On Friday March 22, Wenjack Theatre was filled with people celebrating World Water Day, and the works of Professor Emeritus Dr. Shirley Williams and Canadian filmmaker Sacha Trudeau, who launched a book and a film, respectively, at the event.
The night began with a prayer in Anishinaabeg led by Dr. Williams, followed by a series of water ceremonies. Williams and other speakers stressed the importance of water, and explained its significance not only to communities, but to life.
“Water is life,” she said repeatedly. “We need it for future generations. We have to pray for, sing to, and bless the water.”
In Anishinaabeg, nibi means water, and the room was invited to join the elders in singing the Water Song as the water was blessed. Lots of strawberries were also passed around. Dr. Williams explained that strawberries are heart berries, and that to bring balance back to the world, we must focus on our heart teachings and bring that same balance to our own hearts.

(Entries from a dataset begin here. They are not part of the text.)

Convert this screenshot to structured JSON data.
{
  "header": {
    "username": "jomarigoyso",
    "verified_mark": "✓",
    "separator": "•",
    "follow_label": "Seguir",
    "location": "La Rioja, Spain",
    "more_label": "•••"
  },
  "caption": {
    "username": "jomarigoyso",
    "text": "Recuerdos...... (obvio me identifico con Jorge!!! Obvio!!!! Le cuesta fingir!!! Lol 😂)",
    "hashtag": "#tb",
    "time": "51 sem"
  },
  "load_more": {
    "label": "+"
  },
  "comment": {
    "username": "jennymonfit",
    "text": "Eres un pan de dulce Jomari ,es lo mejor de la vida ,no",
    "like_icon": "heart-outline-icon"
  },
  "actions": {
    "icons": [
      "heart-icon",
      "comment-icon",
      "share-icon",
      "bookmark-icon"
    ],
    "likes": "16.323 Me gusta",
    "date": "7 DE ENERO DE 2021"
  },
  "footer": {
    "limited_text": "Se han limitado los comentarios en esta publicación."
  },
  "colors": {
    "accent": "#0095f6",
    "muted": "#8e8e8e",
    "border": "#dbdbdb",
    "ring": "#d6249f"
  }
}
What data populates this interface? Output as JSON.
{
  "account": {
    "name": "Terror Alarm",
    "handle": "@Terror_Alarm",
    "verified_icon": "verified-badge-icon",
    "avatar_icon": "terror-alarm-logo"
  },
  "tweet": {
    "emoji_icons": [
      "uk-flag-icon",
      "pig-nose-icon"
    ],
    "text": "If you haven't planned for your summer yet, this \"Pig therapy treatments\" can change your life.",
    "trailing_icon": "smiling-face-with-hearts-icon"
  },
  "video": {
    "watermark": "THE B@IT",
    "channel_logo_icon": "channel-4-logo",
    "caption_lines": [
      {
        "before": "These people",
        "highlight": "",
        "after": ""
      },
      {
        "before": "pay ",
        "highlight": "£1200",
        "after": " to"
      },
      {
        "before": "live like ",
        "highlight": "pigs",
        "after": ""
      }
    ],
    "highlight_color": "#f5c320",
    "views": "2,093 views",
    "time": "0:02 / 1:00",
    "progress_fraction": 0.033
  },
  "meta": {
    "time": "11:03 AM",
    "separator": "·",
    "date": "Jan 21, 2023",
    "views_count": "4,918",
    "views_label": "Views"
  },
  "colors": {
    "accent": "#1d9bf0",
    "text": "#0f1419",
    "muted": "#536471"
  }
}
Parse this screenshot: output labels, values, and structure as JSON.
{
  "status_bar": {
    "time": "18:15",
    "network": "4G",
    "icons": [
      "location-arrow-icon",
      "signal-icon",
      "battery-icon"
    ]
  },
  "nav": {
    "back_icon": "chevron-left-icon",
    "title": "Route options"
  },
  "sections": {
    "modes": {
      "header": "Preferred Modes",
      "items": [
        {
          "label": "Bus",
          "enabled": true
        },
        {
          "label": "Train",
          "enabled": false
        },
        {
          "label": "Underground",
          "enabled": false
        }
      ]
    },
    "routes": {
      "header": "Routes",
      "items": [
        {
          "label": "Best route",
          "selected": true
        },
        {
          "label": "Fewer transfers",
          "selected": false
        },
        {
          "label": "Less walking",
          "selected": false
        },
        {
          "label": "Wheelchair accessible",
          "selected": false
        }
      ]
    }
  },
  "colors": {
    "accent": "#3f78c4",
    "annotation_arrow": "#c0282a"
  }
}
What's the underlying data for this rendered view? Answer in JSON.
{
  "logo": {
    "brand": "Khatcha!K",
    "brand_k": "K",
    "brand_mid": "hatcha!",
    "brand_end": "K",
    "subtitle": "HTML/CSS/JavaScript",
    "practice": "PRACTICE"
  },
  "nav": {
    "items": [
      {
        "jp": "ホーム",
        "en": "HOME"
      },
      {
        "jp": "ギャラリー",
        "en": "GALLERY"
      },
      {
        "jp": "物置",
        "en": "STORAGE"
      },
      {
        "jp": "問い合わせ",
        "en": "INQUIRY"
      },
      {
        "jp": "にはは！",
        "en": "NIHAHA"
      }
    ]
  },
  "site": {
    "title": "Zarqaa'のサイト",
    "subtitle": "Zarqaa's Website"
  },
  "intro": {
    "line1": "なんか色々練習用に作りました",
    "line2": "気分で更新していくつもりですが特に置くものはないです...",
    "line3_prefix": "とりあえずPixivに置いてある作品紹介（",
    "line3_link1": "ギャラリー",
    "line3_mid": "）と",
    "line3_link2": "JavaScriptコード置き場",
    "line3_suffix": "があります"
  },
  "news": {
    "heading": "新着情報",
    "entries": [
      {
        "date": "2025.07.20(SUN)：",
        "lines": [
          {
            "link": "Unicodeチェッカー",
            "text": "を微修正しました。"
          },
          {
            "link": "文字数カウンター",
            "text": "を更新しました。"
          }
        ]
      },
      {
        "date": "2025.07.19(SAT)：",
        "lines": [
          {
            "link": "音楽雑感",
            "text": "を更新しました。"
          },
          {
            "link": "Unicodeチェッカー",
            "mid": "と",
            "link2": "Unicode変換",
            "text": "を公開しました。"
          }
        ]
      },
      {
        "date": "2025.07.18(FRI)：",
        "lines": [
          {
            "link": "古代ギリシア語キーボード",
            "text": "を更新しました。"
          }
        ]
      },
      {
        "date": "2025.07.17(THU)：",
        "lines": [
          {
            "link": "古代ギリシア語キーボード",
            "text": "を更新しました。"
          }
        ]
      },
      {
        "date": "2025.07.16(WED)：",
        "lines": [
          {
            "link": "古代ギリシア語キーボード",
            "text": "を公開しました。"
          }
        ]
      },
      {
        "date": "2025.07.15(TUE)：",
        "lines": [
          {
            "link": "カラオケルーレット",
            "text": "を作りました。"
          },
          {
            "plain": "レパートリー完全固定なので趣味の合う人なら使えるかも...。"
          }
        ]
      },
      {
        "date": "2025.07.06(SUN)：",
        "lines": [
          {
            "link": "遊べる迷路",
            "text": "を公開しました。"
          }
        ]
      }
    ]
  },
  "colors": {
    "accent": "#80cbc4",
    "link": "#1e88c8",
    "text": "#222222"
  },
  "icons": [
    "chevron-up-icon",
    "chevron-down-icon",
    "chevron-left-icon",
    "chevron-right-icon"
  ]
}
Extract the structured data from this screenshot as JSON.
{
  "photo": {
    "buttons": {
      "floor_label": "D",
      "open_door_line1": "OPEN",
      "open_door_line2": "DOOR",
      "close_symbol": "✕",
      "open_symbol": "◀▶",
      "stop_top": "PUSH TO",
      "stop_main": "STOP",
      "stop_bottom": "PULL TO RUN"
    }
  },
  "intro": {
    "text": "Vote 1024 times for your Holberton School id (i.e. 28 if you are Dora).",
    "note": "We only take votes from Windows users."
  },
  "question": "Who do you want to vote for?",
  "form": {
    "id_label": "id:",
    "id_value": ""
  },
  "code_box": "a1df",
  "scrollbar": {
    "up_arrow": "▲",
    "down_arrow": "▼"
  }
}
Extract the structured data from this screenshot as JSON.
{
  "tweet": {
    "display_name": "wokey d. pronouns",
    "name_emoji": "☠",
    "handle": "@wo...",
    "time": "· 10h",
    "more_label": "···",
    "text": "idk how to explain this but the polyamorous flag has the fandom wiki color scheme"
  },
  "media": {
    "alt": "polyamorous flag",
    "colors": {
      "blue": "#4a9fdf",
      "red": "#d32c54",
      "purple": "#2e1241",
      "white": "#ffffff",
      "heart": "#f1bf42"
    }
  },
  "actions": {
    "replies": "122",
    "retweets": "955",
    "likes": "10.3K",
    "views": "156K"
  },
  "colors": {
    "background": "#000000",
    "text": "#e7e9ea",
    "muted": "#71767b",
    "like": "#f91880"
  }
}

Dr. Williams reminisced and shared some of the experiences that inspired her book, Shoolee: The Early Years. The title was inspired by her younger brother, who, having never spoken English, was unable to pronounce the ‘r’ in her name, calling her ‘Shoolee’ instead. The auditorium listened attentively as she told a story from the book — one about herself and her siblings being chased by a rather persistent goat. People roared with laughter at the comedic retelling, demonstrating Dr. Williams’ talent as an amazing storyteller and that her book is well worth a read.
The hosts of the night fondly remembered their encounters with Dr. Williams and her writing. In their monthly meetings, while others showed off lines, paragraphs, and pages of written work, Dr. Williams would often come in with entire books, stories, and anecdotes written. She was a visionary and greatly encouraged the group.
Shortly after the water ceremony, Sacha Trudeau’s film began. Entitled Wiisgaapte, or “Bitter Smoke,” the approximately 20-minute long film was entirely in Anishinaabeg. Although there were subtitles, a technical difficulty left the audience watching the actors’ performances more closely, as they were unable to rely on the dialogue. Placed in a heavily wooded forest in the middle of winter, we meet a woman and a young boy who seems to be her son. They huddle together by a fire in a tipi, eating and eventually falling asleep. The mother is woken up in the middle of the night by a strange sound. She follows it, and stumbles upon a trail of blood, which leads her to a Wendigo.
These spiritual creatures are well known in Indigenous people’s history. They represent greed, human evil, and cultural taboos. These creatures either were once men whose greed consumed them or angry spirits who possessed people.
The mother runs back in search of her son, but the Wendigo catches up, and a fight ensues. The pair are lucky enough to distract the creature before setting it on fire within their home and watch it burn.
After a well-deserved round of applause, the audience peppered Trudeau and Dr. Williams with questions. Trudeau explained that he was repeatedly directed to Dr. Williams for the translations from English to Anishnaabeg, and to teach the actors the proper pronunciations.
He asked how the actors did — Dr. Williams candidly replied, “They did alright.”
The night ended with a beautifully decorated cake, tea, coffee, and water available. The audience was able to talk to many of the wonderful hosts and elders as well, and the blessed water was passed around for all those interested to take a sip.